INFORMATION:
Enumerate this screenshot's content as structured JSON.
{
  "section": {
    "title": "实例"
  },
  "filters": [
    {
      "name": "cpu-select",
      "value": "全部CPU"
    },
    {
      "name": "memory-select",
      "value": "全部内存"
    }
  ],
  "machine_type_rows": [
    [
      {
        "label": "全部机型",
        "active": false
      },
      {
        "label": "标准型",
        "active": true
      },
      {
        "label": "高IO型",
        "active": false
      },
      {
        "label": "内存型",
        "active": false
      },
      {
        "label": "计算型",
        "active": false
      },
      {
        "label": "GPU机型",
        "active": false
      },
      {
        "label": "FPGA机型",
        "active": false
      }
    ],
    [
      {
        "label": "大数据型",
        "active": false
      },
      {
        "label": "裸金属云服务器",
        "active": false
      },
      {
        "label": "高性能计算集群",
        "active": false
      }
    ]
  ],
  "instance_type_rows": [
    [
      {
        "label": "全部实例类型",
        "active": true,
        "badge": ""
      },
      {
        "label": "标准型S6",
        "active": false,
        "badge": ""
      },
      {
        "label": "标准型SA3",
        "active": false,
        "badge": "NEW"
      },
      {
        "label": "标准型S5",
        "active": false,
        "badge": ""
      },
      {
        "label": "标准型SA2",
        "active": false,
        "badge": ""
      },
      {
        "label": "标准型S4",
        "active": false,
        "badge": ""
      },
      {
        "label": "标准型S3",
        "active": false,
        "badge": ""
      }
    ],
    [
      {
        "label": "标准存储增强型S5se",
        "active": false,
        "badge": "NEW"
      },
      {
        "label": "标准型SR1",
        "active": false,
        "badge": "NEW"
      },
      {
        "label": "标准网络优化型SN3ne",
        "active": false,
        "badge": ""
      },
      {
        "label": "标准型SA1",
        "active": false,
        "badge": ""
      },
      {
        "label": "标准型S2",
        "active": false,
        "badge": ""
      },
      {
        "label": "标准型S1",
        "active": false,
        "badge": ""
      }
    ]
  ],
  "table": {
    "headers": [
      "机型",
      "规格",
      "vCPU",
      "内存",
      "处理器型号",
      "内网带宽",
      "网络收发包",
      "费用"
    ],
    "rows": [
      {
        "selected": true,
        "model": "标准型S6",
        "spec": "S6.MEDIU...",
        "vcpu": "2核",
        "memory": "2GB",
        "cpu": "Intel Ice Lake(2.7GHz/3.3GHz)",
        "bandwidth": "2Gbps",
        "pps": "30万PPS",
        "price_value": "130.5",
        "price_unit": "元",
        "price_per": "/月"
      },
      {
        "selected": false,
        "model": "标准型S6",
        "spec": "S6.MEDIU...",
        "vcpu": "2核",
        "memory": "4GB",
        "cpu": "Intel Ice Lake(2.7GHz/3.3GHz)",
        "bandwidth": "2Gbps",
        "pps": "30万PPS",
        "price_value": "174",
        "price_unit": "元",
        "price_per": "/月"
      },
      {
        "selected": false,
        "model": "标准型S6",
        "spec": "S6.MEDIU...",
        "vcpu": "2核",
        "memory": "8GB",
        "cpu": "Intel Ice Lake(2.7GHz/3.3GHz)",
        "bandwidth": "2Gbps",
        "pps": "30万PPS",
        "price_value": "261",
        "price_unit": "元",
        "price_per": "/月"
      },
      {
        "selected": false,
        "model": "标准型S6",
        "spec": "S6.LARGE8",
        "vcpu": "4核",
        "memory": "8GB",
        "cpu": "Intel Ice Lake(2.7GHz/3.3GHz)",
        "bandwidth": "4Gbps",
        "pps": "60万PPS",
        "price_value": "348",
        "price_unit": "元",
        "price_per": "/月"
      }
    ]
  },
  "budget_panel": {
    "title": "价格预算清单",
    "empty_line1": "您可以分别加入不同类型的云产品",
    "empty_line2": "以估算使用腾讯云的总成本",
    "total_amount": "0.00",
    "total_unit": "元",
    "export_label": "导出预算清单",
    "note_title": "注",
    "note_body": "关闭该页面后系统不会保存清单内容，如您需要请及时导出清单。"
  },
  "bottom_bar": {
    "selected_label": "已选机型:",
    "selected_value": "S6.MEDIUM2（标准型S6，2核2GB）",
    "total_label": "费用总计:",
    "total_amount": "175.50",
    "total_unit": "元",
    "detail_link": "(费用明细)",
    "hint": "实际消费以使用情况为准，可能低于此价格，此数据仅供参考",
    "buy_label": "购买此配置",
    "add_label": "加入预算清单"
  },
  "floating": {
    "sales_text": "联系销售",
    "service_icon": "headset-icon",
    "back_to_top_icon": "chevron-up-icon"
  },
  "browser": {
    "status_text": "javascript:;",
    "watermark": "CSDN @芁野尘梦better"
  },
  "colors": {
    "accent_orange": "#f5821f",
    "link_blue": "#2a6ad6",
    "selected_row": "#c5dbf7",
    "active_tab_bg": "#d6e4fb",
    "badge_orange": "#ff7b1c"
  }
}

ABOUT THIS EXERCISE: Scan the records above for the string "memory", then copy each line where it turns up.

EXERCISE RESULT:
      "name": "memory-select",
        "memory": "2GB",
        "memory": "4GB",
        "memory": "8GB",
        "memory": "8GB",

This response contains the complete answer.